What you will do: Go through the entries below line by line and tally those holding "Address"; write only the tally.

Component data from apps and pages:
-=-=-=-=-

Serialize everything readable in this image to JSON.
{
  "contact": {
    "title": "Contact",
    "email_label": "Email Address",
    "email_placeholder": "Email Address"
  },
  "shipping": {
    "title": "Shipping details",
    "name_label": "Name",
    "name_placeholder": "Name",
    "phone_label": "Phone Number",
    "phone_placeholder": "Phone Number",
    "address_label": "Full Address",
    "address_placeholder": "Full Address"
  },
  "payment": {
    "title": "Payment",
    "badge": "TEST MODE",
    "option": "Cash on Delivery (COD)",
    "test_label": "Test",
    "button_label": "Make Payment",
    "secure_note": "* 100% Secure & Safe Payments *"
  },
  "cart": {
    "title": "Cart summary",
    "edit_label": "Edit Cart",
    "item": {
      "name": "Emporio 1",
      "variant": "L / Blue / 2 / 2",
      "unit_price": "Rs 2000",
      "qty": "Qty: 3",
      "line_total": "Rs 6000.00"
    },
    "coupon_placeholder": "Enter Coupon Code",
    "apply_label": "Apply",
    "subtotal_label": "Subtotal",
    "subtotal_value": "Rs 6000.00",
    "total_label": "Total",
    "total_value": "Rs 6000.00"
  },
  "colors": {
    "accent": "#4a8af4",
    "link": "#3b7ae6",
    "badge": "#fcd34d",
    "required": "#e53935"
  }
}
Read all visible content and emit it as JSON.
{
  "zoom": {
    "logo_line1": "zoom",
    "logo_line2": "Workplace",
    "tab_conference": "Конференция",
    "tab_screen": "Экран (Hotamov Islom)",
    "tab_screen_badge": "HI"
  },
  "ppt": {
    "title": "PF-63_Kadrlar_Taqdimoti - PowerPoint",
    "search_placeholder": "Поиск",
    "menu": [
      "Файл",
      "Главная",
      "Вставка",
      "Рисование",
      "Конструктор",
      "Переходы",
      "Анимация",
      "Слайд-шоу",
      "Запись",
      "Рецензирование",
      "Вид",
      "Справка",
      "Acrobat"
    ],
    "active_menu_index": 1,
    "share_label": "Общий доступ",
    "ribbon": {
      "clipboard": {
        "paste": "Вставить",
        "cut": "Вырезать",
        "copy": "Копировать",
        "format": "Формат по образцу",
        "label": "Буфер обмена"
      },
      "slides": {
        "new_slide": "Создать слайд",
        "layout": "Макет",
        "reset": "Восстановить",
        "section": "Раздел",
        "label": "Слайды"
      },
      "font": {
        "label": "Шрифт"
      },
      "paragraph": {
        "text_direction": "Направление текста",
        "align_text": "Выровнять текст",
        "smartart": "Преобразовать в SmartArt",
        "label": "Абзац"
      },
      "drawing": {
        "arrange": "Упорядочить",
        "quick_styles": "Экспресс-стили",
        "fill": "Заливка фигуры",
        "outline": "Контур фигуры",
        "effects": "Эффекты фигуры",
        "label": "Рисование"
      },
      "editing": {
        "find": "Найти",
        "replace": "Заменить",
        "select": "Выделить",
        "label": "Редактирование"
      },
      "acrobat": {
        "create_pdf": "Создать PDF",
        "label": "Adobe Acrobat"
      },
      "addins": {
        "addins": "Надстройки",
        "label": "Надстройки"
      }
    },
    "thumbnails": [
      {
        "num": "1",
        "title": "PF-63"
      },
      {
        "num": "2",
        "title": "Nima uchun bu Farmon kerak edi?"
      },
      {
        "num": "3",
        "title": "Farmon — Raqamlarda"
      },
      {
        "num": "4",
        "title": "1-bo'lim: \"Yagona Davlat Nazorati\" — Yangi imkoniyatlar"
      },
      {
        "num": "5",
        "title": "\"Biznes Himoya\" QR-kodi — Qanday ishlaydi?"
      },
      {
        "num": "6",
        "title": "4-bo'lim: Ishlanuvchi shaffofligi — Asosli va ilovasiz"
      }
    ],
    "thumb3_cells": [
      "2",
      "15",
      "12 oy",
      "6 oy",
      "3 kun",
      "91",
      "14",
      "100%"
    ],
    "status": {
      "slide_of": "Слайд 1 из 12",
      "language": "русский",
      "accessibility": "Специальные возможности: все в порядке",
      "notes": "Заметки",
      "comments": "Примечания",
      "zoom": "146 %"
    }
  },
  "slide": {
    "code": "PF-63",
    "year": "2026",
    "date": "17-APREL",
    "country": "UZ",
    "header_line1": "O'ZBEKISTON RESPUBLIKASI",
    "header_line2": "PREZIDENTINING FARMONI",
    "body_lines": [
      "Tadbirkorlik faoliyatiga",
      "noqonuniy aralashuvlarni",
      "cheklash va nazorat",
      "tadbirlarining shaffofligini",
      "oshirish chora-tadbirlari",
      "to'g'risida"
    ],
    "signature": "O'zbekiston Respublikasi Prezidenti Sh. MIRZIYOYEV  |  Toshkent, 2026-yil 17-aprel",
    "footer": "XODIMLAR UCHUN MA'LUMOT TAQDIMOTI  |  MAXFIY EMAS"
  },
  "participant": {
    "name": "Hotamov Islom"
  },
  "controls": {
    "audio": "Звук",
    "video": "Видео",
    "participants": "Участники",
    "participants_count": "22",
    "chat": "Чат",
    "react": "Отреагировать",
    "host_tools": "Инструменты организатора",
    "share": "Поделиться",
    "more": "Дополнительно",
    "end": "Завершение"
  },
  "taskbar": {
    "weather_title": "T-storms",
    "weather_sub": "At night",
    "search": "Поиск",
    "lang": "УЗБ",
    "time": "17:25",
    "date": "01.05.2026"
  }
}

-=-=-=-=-

The completed task: 4